Understanding a technique or process is one thing; being able to do it is another. The fourth step in Dilts design is about physically being able to perform the task or technique, especially under pressure. For example, in boxing, you might know the mechanics of ‘slipping a punch’ but that doesn’t mean you are able to get out the way of a ‘right cross’ when someone starts an attack during a bout. Or you may have been exposed to sales methods for handling customer objections and/or hostile questions, but that doesn’t mean you can find the words you need in a ‘live’ customer meeting with a million-dollar sale on the line.
Being able to actually do something in real life means practise, and lots of it, via case studies, role-plays, exercises, worked examples, simulations, etc. It also means providing people with structured feedback and coaching as they do those exercises, so they have the chance to judge the progress they are making and to make timely corrections to any weakness that might be uncovered.
The fifth and final part of the model is Environment. In the training context the environment is that of the training room or lecture theatre. So, we explicitly think about how to create a safe, relaxed space for people to feel comfortable as they learn the task in hand.
However, participants want to be able to use the new skill in the work place. This means that some support and encouragement must be provided to help them to bridge the gap between the ‘safety’ of the training course and the ‘hurly burly’ of the office, shop floor or retail outlet. Typically, this will involve some kind of project-based activity to help the delegate to practise the new techniques until they become second nature.
This support activity will also mean helping them to use their tools in the context of their organisation’s culture. Also, making sure that (before any training actually runs) the culture will encourage them to use the skills they’ve been taught. There is little point (for example) in training Team Leaders in how to run Staff Appraisal Meetings but then never letting them run one because they are always conducted by the Departmental Managers.

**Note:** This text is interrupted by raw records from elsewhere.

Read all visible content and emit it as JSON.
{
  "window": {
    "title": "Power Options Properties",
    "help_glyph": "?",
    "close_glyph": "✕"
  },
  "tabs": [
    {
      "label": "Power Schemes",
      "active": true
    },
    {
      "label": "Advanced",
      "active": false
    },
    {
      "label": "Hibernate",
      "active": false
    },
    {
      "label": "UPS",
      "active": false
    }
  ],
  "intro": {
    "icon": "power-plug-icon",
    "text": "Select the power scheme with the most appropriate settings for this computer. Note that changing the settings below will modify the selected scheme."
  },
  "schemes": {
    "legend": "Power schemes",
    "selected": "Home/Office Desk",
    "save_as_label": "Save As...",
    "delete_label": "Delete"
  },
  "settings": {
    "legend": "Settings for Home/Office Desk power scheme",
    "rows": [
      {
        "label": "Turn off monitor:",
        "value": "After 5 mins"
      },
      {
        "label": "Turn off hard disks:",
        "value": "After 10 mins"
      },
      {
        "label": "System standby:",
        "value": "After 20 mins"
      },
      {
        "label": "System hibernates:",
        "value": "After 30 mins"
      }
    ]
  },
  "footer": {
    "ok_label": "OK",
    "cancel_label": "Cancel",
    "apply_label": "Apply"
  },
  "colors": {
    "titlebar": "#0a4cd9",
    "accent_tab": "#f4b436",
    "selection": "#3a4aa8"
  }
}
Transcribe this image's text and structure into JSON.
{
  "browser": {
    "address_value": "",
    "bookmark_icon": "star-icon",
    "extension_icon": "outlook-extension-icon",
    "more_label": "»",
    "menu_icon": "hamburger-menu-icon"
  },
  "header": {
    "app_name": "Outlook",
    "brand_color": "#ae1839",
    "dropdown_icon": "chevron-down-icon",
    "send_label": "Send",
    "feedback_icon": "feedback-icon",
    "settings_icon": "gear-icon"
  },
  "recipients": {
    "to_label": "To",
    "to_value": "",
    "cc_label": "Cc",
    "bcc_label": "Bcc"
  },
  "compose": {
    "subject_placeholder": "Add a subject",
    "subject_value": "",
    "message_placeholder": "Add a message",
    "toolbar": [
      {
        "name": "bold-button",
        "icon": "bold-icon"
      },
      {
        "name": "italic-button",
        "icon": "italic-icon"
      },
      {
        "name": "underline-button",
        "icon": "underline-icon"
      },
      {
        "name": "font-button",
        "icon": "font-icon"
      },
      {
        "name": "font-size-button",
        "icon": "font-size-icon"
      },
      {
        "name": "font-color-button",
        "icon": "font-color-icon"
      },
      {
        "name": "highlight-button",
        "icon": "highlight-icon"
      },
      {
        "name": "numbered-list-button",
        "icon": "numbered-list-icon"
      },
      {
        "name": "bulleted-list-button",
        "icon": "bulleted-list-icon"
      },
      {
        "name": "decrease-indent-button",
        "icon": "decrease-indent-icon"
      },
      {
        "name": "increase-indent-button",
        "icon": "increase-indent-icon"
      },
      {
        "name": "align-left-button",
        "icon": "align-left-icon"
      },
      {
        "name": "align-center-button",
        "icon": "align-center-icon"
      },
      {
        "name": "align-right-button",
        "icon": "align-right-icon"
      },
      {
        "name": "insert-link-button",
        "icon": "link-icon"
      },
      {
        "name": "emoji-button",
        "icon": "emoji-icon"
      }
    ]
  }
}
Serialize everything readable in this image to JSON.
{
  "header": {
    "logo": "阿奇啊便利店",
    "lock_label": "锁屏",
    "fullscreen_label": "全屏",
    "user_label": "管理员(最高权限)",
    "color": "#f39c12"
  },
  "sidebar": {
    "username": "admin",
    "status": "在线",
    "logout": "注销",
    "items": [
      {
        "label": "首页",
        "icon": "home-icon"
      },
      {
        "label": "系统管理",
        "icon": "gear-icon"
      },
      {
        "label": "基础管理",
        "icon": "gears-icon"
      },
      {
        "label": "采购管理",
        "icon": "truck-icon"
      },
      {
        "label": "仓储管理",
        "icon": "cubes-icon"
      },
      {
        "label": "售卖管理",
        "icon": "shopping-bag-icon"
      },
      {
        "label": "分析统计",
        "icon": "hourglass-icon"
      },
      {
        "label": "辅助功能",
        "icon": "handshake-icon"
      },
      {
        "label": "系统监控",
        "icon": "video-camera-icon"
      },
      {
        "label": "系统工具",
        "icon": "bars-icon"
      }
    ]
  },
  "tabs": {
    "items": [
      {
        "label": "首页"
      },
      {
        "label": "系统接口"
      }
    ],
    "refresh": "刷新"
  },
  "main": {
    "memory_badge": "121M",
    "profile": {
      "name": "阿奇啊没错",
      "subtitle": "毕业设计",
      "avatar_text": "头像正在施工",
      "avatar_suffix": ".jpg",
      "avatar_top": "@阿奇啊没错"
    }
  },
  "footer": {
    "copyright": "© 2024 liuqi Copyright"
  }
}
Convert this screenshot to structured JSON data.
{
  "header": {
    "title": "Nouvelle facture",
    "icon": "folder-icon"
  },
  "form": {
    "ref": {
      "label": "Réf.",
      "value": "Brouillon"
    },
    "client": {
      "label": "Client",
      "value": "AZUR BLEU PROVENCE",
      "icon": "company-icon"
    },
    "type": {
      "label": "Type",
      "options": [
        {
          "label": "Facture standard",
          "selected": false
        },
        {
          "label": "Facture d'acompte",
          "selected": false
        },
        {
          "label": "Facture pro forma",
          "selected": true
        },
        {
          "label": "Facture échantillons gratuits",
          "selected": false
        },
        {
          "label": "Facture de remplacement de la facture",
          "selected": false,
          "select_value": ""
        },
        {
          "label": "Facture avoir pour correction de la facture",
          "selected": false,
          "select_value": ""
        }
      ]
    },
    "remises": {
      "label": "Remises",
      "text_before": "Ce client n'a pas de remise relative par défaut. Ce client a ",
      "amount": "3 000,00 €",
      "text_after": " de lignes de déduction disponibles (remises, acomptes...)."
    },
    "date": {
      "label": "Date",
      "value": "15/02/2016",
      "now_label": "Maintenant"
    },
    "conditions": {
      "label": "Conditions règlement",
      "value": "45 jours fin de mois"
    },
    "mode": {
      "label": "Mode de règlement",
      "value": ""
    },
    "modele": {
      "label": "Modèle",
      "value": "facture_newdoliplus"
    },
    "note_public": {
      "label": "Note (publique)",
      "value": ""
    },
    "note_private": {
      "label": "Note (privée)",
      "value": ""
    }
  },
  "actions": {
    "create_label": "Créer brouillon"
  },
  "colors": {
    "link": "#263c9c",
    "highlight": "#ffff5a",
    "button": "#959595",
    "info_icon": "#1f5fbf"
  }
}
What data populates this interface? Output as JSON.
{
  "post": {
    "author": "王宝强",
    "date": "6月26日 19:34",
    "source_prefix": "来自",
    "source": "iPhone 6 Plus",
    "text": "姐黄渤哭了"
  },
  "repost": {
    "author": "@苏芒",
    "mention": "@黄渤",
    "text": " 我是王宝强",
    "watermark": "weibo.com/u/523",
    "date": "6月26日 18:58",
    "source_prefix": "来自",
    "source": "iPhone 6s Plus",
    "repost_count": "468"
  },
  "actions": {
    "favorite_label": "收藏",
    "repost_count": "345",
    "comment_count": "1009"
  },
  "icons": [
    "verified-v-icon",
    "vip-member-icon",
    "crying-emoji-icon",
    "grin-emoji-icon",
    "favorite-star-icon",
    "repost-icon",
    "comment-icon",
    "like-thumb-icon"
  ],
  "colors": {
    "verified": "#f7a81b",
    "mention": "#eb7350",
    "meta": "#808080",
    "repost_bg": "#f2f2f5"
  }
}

When faced with the need to develop a group of people, the first step (as it is with most things!) is to have a clear objective in mind i.e. who specifically do you want to train, and what specifically do you want them to do? E.g. to make sure our managers are managing employee performance professionally; to make sure our sales people can defend our pricing structure and aren’t conceding unnecessary discounts; to make sure that managers know how to identify and hire good quality staff etc.
The second step is to appreciate what’s involved in doing that thing well, and this is where Dilts’ Neurological Levels Model helps to map out precisely what good performance looks like.
Step three is to assess the participants against the model and work out where the gaps are.
Then step four is to build a training intervention that will close those gaps!
Reflect on how effective your current training design is; are you identifying needs across all five of the Dilts’ Model Levels (Identify + Beliefs + Capability + Behaviour + Environment)?
Read this article on the fundamentals of training design (4 minute read) Designing a Training Program
View this 12-minute-long video of Robert Dilts Talking about the Neurological Levels Model… NLP Logical Levels of learning & change
You may be interested in how we can help you design and run a Bespoke Training Programme… boulden.net/what-we-do
And finally, remember…